Outcomes: Students will gain an overview of Erosion, sedimentation and soil formation.
Topographical maps and geological maps; their use and their preparation.
Maps will be used extensively in the following units.
- Distinguish between the tectonic and hydrologic cycle.
- Recognize the relationship between stream velocity and the erosion, transportation, and deposition of sediment.
- Describe how sediment is transported as bed load, suspended load, and dissolved load.
- Describe the various features created through repeated cycles of river erosion and deposition, including potholes, bars, braded and meandering streams, flood plains, deltas, and alluvial fans.
- Describe how the tectonic and hydrologic cycle work together to shape the land.
- Indicate how streams shape their valleys by down cutting, lateral erosion, headward erosion, and sediment deposition.
- Recognize the factors that affect slope erosion.
- Describe the relationship between the drainage pattern that a river and its tributaries develop and the nature and structure of underlying rocks.
- Distinguish between porosity and permeability and indicate how these factors influence ground water.
- Recognize the relationships among springs, streams (gaining and losing), and ground water.
- Explain why certain rock types make good aquifers.
- Indicate where deserts are typically located and give some reasons for their geographic distribution.
- Contrast the characteristics of arid regions to humid regions in terms of drainage, base level, and landscape.
- Compare wind and water as agents of erosion and deposition.
- Discuss how glaciation has influenced landscapes in many parts of the world.
- Indicate how glaciers form, grow, move, and shrink.
- Contrast the erosional and depositional features of both continental and alpine glaciers.
- Describe the ways in which waves erode.
- Sketch and label a cross section of a typical coastal beach.
- Understand why coastlines are retreating in many areas of the world.
- Explain the importance of river sediment and submarine canyons to beach sand supply.
Each student will complete at least one project. The nature of the project is open to the student, subject to the approval of the instructor. It is anticipated that most students will make a collection of rocks and minerals, although some may choose to report on current geological developments, make a collection of photographs of an area of geological interest, etc.

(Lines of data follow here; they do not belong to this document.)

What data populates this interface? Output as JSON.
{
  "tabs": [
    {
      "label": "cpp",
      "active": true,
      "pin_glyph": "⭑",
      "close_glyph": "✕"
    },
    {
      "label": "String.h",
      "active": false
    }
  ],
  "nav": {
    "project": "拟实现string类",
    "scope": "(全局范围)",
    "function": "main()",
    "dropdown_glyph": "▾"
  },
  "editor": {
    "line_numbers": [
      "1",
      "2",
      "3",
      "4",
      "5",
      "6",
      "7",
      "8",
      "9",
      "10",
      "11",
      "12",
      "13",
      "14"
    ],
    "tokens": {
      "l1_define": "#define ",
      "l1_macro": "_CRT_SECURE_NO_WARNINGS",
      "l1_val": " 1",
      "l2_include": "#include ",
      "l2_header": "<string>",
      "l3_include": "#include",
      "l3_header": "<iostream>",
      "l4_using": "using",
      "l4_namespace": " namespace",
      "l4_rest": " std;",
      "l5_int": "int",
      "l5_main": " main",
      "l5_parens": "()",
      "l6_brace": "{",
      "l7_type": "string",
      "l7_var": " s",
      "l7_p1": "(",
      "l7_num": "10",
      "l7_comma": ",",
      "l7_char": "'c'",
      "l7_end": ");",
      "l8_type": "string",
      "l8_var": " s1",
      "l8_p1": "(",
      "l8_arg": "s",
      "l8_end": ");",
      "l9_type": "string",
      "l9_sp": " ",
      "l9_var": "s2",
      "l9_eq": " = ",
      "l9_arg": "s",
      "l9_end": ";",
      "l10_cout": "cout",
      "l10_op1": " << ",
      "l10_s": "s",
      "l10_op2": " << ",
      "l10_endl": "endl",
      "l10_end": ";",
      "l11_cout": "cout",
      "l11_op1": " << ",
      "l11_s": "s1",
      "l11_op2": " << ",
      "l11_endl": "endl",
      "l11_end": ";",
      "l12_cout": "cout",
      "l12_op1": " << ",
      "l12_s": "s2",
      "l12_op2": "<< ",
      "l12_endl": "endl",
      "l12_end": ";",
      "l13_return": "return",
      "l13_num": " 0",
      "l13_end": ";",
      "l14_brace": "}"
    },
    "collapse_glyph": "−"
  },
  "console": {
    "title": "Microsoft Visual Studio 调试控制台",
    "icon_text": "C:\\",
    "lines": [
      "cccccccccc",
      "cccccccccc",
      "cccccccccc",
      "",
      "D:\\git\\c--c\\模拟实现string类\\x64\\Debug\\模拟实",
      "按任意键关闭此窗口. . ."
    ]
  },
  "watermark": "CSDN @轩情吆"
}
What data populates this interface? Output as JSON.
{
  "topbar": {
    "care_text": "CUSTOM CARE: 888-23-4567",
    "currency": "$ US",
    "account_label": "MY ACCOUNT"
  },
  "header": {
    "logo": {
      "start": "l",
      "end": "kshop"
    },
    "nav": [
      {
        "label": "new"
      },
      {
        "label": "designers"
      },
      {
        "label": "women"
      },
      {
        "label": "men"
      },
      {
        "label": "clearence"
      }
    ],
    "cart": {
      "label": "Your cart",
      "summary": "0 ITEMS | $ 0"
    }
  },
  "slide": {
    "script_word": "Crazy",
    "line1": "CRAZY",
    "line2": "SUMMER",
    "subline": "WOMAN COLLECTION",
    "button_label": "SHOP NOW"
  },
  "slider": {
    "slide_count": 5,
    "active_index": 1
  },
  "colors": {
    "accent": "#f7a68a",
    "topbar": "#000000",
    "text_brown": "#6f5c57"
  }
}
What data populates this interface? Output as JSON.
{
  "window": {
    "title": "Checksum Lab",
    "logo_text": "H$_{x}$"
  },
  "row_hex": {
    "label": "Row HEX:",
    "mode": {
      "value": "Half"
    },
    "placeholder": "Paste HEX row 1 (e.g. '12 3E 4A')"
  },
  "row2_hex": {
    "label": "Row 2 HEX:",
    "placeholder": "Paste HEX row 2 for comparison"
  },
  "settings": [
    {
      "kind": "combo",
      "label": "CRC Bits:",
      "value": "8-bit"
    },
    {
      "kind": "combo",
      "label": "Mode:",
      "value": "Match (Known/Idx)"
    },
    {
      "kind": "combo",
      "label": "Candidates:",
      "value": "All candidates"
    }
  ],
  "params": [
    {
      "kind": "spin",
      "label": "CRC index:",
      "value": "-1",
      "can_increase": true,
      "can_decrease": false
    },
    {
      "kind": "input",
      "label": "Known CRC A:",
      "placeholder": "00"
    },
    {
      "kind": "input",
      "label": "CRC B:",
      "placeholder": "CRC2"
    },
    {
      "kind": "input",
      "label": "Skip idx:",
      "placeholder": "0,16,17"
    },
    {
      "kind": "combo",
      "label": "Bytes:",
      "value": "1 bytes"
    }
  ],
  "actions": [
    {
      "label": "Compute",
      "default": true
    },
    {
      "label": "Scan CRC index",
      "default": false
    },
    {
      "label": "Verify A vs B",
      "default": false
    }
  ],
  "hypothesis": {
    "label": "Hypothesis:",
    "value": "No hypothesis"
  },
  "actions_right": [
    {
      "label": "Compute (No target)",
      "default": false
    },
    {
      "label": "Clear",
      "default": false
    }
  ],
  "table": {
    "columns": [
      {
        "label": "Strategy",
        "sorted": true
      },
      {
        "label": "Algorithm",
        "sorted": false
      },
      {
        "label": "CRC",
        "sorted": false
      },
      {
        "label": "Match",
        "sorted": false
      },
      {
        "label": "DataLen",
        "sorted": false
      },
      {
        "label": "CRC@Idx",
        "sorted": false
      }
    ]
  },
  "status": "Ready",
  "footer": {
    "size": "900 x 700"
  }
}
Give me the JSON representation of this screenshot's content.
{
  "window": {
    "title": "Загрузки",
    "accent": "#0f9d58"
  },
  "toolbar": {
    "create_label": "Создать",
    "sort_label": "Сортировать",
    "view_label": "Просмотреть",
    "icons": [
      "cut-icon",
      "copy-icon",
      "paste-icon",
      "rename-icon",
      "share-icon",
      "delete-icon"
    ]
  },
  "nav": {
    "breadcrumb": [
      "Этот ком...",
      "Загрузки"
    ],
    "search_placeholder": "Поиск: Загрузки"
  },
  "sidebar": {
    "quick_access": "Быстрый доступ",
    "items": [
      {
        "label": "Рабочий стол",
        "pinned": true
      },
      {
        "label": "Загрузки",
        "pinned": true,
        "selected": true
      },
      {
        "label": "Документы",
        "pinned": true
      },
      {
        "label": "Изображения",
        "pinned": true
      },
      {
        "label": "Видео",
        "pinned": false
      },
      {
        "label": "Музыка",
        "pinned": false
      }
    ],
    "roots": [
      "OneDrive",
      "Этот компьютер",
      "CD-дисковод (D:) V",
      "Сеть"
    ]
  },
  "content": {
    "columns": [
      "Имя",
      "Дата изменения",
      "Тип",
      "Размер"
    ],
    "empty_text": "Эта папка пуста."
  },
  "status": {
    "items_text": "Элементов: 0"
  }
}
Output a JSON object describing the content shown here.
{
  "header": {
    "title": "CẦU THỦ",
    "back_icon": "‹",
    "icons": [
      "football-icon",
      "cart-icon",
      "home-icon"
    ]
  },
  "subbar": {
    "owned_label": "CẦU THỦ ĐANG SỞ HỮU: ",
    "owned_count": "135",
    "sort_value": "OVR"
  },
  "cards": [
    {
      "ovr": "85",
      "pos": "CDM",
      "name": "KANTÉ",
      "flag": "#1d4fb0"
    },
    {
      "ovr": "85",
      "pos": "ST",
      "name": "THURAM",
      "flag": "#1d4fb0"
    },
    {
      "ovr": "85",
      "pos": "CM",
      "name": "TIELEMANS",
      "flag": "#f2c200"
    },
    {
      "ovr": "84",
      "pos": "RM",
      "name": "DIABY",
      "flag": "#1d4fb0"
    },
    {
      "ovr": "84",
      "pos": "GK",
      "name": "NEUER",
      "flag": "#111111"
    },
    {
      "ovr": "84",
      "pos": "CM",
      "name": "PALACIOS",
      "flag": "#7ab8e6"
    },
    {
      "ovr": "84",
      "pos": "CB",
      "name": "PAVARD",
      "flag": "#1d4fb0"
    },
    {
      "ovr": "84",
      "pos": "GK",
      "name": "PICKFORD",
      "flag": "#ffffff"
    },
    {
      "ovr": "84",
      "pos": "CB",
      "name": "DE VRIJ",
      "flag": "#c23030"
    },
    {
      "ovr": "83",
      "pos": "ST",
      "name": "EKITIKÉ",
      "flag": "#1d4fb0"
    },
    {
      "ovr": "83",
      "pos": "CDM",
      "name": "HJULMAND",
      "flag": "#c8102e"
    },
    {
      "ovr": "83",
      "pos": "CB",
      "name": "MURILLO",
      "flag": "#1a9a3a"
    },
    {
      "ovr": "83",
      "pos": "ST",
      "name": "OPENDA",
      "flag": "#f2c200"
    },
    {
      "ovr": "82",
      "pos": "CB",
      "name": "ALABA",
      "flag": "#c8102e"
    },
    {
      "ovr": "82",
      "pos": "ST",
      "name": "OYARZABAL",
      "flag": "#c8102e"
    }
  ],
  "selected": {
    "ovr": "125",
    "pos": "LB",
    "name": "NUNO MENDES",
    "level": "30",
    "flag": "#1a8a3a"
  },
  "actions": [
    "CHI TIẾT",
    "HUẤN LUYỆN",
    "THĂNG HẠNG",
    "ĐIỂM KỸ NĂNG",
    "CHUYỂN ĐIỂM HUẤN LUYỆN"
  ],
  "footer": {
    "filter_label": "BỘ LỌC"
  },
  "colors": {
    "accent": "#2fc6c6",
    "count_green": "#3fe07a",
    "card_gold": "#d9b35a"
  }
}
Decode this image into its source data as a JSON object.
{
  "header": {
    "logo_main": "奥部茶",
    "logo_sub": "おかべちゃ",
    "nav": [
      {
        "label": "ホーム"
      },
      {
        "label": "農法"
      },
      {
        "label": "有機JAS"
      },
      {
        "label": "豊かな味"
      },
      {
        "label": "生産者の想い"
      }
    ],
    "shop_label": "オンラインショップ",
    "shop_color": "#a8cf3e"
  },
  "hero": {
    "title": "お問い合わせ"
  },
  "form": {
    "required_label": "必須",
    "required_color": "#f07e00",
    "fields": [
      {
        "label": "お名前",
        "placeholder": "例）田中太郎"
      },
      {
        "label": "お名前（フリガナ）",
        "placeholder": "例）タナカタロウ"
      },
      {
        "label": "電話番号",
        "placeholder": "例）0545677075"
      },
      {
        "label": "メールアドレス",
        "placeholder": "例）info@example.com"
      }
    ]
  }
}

Contact Bookstore for current textbook.
Collection of rock and mineral specimens.
Students should adhere to the attendance policy outlined by the instructor in the course syllabus.
The grading policy will be outlined by the instructor in the course syllabus.
Maximum class size:
Based on classroom occupancy
Course Time Frame:
The U.S. Department of Education, Higher Learning Commission and the Kansas Board of Regents define credit hour and have specific regulations that the college must follow when developing, teaching and assessing the educational aspects of the college. A credit hour is an amount of work represented in intended learning outcomes and verified by evidence of student achievement that is an institutionally-established equivalency that reasonably approximates not less than one hour of classroom or direct faculty instruction and a minimum of two hours of out-of-class student work for approximately fifteen weeks for one semester hour of credit or an equivalent amount of work over a different amount of time, The number of semester hours of credit allowed for each distance education or blended hybrid courses shall be assigned by the college based on the amount of time needed to achieve the same course outcomes in a purely face-to-face format.
Refer to the following policies:
402.00 Academic Code of Conduct
263.00 Student Appeal of Course Grades
403.00 Student Code of Conduct
Disability Services Program:
Cowley College, in recognition of state and federal laws, will accommodate a student with a documented disability. If a student has a disability, which may impact work in this class, which requires accommodations, contact the Disability Services Coordinator.